As per the most recent announcements, March 2 has been set as the latest launch date by the officials. If the demonstration goes fine, a test flight will be taken by 2 NASA astronauts in July onboard the SpaceX capsule. It will mark the foremost liftoff of US astronauts, from US soil, into orbit since the shuttle program of NASA terminated in 2011. The upcoming milestone was mentioned by President Donald Trump in the recently held State of the Union address.
Distinctly, Boeing is planning for an April liftoff of its first Starliner capsule with no squad. At the utmost, the first Starliner flight along with astronauts would be in August. The commercial crew program of NASA has been postponed frequently over the years, impelling an extended, costly dependence on Russian rockets. Every chair on a Russian Soyuz capsule has charged the agency as much as $82 Million.

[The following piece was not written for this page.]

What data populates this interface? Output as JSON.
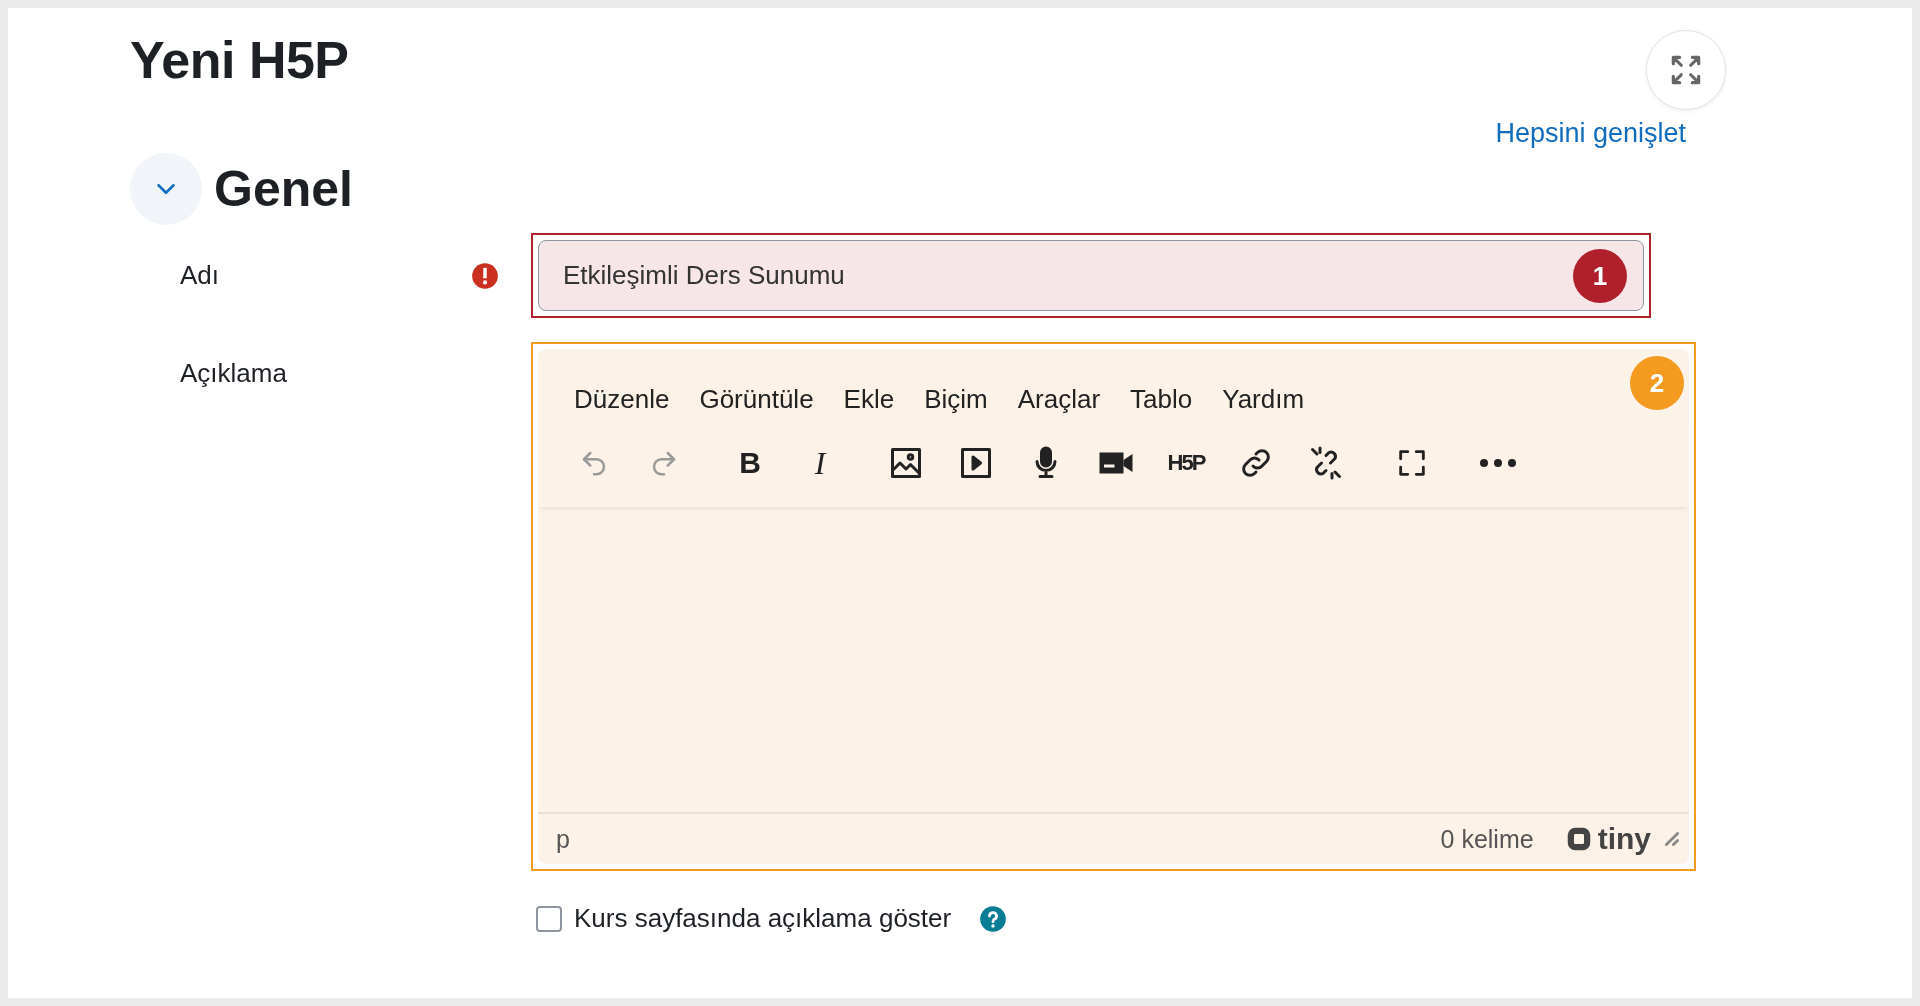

As per NASA, more time is still required to accomplish testing, safety reviews, and training. The agency is doling out Boeing and SpaceX to offer the capsules and soar astronauts from and to the ISS, enabling the space agency to concentrate on building a new rocket, SLS (Space Launch System) and a capsule Orion, for carrying astronauts to the lunar surface and, ultimately, Mars. Since 2012, SpaceX has been transporting cargo to the ISS, under the agreement to the US space agency. Northrop Grumman is another station supplier of NASA.
Likewise, Blue Origin is also building a crew capsule that may fetch passengers by the end of the year. However, that capsule is meant for short up-and-down trips, not orbital flights, by travelers. Moreover, Virgin Galactic is also building a spacecraft for tourists.